Roast chicken Kyiv
This recipe is a bit mad. It is trying to turn a whole roast chicken into a chicken Kyiv. You cover the whole bird in garlic butter (and I am still inexperienced enough that spreading butter under the skin of a chicken feels weird and disgusting) and then roast it. Instead of gravy, you serve the chicken with the drippings, which are pretty much pure garlic butter, and top with breadcrumbs which have been toasted in more garlic butter. I am sure this is not going to be good for you if you eat that amount of butter all the time. But for a one-off it's delicious. I love a chicken Kyiv and this actually tasted like one! If you were to ask me if I wanted to eat chicken soaked in garlic butter, the answer will always be yes please.
Salmon, leek and dill tartlets
I am happy with the way these turned out! Making them was more of an experience than originally intended. I couldn't find pre-made tart cases like the recipe asked for, so I bought some pre-rolled pastry and some baking beans and decided to bake some myself. Alas, the pre-rolled pastry was thicker than that of pre-made tarts and I didn't think to roll it out further, so even though I had bought the right weight of pastry, I didn't have enough pastry to fill more than 5 holes in my muffin tin. I knew I would be making fewer tarts than the recipe says, because my muffin tin is probably bigger than pre-made tart cases would be. But 5 is so few! In the end, I decided to cut the pastry smaller than the holes on the muffin tin; this meant I got 12 tarts in total (score!) but they also ended up misshapen because they were so far down in the tin there was no easy way to trim the edges neatly. With 12 tarts I still had some salmon mixture leftover, so I baked that in a couple of ramekins. While baking the tarts and ramekins I had a very Bake Off moment, when I realised I had forgotten to add the dill to the mixture! I took the tarts out of the oven and tried to stir the dill into each one. Oddly enough, it actually worked. Special mention also goes to the tinned salmon. I knew that taking the bones out of the salmon would be long and tiring, and I wasn't wrong. But I had even more of a problem when my can opener broke while I tried to open the can. I did get the can open eventually by holding the can opener together and whispering please please please please please under my breath while salmon juice poured everywhere; it's not an experience I'd like to repeat. After that, I think forgetting the dill is excusable.

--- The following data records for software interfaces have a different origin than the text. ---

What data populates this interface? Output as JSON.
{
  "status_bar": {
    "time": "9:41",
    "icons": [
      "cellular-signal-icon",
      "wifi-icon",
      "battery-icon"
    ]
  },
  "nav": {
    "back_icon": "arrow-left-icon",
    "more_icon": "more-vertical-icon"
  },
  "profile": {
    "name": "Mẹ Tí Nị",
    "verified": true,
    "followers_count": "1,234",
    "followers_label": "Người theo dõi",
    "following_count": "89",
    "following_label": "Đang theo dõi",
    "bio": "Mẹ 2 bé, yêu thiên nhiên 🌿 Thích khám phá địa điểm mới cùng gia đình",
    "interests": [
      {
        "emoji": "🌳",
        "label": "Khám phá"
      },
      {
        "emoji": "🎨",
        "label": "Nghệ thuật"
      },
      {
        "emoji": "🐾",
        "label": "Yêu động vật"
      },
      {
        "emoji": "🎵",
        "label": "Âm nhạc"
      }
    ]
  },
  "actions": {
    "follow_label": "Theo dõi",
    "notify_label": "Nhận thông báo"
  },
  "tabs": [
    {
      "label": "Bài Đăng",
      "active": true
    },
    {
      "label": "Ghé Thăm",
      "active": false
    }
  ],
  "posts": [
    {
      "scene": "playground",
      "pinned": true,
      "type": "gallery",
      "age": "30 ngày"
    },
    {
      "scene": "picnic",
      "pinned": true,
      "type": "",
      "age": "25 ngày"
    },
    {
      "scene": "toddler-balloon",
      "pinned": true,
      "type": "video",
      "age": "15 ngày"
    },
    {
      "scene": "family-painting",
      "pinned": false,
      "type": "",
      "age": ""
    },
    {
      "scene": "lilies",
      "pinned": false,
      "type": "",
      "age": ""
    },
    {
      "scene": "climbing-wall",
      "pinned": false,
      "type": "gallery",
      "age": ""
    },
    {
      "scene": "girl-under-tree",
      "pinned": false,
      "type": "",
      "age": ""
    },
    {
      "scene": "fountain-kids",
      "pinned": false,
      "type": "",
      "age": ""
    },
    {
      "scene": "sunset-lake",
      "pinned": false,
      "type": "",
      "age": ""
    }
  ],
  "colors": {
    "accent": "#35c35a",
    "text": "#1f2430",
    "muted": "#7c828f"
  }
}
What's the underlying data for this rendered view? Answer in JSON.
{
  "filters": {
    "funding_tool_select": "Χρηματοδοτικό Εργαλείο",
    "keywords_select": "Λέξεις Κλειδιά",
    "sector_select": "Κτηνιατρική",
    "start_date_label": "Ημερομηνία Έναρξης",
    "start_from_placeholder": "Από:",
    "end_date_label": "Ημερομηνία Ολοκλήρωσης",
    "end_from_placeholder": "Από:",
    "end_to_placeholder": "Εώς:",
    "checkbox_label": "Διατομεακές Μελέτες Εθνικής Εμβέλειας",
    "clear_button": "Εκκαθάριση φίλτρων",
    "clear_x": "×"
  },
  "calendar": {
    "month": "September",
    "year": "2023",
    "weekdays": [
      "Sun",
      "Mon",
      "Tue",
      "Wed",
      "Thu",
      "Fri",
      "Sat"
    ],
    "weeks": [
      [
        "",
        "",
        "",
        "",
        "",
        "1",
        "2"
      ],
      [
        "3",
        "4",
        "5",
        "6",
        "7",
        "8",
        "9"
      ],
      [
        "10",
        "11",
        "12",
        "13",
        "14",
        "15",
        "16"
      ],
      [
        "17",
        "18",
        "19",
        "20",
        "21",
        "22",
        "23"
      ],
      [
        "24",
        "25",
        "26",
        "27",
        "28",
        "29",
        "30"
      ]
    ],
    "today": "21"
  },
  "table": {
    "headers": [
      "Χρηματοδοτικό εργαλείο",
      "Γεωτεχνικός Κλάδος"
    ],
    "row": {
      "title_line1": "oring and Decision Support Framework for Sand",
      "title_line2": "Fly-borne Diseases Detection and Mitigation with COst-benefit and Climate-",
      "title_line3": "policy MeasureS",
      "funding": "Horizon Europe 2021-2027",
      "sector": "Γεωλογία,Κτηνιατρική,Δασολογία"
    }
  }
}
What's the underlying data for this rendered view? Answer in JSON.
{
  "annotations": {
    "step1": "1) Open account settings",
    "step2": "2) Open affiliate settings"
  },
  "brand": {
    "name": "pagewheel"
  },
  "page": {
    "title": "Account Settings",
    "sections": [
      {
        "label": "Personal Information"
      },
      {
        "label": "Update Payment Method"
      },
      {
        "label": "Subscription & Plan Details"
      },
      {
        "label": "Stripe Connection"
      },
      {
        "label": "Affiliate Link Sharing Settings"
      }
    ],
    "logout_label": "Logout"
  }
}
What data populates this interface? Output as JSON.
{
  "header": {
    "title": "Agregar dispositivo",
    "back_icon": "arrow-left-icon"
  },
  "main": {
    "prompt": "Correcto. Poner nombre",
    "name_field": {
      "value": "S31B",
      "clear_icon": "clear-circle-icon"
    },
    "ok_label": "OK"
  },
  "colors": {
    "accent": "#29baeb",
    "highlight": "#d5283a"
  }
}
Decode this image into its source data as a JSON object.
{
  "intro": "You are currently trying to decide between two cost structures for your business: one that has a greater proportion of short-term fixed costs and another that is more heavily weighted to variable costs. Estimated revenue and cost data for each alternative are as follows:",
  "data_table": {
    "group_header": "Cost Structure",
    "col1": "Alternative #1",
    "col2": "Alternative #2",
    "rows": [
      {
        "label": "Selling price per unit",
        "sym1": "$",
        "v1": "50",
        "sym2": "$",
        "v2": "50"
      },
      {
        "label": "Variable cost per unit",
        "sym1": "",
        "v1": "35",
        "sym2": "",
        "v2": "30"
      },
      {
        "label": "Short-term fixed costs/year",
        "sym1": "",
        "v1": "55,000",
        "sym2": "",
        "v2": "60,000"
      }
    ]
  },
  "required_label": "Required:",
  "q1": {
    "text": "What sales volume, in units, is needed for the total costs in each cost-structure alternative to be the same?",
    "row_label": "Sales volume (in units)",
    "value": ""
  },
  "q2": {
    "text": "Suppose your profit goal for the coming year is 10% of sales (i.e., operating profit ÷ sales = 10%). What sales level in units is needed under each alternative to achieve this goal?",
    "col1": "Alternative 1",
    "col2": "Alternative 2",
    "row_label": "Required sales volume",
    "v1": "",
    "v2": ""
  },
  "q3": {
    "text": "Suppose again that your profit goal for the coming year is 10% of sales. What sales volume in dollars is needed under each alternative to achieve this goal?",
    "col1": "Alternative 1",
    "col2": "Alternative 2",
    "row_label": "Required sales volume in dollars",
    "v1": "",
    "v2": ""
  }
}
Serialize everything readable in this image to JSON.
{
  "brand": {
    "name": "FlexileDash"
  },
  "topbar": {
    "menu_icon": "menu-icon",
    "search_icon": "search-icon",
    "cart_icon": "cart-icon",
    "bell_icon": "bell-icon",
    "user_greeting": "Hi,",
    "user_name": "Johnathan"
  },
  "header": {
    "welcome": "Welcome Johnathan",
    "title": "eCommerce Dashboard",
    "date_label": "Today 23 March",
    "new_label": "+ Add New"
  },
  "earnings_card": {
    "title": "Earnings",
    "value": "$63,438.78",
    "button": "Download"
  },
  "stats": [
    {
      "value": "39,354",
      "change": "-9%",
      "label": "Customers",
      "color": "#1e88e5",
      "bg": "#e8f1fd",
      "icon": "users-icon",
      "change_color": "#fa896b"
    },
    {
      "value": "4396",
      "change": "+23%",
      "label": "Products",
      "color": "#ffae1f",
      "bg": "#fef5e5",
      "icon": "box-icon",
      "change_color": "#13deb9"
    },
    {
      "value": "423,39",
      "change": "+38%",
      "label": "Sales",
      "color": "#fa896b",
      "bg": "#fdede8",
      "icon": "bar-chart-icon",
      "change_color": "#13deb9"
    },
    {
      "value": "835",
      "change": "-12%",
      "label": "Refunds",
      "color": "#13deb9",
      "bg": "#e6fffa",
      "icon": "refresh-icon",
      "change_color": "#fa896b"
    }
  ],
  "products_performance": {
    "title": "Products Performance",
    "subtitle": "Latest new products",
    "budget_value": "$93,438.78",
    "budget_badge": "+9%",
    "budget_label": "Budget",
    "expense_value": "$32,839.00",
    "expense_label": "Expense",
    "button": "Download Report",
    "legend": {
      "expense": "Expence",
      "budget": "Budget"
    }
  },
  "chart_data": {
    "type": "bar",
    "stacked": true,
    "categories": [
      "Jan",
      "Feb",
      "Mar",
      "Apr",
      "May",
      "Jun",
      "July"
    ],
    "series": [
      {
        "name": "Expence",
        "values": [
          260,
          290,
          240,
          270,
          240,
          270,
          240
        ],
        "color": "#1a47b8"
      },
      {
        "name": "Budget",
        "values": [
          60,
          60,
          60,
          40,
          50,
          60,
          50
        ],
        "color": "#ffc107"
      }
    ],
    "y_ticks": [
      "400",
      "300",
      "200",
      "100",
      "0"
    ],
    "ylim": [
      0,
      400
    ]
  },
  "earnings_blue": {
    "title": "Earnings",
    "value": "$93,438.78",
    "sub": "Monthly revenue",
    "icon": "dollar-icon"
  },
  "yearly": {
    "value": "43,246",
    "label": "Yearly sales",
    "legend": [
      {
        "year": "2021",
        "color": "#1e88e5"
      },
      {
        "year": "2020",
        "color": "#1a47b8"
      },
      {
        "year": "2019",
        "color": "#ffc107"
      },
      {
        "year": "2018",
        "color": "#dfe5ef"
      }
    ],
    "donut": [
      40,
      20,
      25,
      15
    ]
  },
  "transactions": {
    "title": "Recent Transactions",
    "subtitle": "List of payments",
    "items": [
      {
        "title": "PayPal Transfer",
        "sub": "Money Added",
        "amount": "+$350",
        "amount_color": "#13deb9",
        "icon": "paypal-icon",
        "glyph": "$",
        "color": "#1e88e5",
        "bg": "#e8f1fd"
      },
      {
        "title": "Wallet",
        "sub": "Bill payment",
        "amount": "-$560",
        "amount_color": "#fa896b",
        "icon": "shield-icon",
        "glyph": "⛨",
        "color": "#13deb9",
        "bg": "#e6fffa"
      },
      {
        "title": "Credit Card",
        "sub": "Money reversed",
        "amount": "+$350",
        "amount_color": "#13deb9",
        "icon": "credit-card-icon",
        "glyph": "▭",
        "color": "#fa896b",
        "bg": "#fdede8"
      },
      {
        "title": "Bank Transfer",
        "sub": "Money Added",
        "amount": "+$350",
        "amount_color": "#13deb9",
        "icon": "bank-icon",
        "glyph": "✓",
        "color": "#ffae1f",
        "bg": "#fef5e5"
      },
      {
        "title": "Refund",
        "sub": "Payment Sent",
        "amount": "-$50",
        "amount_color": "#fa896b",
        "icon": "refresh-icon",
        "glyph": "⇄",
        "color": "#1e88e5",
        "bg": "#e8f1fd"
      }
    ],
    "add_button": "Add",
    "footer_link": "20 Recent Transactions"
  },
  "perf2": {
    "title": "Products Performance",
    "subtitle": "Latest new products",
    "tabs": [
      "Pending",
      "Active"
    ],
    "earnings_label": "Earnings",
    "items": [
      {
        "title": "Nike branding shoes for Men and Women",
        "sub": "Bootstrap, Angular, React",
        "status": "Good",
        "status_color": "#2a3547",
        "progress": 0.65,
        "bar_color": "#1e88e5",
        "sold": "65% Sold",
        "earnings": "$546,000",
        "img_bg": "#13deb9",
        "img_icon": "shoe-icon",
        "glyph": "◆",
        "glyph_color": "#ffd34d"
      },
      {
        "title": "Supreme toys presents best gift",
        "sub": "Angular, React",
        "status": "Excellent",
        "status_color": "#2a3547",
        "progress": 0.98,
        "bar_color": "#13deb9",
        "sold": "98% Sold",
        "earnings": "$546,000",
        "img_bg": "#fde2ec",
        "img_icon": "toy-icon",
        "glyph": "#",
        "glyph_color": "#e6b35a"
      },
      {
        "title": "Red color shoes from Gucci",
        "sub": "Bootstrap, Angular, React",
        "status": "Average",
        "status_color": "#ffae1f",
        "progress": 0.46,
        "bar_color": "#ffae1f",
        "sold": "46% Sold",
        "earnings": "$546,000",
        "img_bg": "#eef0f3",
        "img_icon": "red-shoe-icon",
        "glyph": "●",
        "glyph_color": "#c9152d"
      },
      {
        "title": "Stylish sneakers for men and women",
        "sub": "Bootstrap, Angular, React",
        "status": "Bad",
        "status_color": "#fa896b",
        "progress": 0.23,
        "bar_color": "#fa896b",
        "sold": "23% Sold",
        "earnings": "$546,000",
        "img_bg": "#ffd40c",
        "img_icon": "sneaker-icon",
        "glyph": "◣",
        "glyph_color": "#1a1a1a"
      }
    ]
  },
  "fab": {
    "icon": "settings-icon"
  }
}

As for the taste, these were nice but not spectacular. I don't know if it's possible to introduce lemon juice to an egg and cream mixture without curdling it, but that's what would have taken the taste of these to the next level.